## Material shown

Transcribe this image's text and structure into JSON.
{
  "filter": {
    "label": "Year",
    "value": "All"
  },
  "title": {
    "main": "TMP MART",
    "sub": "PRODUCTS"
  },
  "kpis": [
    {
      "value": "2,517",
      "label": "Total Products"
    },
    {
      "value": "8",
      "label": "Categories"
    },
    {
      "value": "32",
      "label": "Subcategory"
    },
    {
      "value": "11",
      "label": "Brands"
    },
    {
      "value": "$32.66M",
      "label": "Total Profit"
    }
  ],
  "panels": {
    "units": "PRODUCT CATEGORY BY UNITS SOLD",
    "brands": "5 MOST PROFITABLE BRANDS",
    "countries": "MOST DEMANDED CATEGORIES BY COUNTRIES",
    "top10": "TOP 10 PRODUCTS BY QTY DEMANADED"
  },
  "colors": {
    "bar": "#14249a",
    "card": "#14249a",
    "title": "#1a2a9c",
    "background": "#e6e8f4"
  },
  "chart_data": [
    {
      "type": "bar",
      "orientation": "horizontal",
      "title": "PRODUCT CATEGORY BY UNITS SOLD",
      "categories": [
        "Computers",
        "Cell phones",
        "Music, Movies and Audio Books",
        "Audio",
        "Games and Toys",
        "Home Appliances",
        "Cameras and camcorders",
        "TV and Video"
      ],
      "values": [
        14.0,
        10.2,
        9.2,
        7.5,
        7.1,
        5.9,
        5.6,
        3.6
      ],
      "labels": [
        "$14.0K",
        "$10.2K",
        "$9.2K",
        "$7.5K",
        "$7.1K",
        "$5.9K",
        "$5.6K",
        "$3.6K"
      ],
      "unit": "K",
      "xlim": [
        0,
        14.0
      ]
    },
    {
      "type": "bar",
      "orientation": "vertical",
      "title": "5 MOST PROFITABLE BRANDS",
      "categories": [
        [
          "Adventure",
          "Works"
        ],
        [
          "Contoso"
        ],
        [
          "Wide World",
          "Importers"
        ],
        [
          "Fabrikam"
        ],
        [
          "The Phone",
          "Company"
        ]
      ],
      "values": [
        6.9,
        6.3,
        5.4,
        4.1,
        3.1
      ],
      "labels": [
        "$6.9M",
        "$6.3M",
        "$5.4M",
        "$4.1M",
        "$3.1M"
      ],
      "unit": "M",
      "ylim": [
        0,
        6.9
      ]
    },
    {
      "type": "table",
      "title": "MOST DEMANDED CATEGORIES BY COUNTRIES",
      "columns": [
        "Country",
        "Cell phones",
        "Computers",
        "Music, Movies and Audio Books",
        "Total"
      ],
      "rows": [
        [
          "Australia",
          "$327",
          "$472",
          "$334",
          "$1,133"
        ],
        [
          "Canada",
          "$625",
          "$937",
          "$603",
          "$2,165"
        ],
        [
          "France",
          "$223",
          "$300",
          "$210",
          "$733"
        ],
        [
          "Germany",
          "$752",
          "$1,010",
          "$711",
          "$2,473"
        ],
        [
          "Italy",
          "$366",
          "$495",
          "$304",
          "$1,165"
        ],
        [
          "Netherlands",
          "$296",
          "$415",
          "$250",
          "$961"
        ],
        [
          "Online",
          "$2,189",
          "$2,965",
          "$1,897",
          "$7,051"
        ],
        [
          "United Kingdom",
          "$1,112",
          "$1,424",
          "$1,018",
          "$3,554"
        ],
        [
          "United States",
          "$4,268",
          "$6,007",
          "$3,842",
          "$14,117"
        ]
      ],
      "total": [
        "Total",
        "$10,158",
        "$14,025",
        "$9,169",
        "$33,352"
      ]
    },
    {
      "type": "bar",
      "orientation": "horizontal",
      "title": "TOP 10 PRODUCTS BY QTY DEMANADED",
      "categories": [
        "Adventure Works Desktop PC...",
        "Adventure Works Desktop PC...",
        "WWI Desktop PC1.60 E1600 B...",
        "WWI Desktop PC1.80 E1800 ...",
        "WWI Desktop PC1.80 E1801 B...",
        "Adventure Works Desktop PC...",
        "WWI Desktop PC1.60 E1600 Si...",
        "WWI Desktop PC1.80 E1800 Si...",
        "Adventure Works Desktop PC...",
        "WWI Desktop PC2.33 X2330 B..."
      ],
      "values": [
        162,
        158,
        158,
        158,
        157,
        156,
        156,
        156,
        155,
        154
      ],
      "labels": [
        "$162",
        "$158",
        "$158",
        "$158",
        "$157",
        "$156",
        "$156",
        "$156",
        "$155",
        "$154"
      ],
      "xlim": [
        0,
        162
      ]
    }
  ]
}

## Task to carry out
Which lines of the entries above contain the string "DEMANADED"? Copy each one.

## Response to the task
    "top10": "TOP 10 PRODUCTS BY QTY DEMANADED"
      "title": "TOP 10 PRODUCTS BY QTY DEMANADED",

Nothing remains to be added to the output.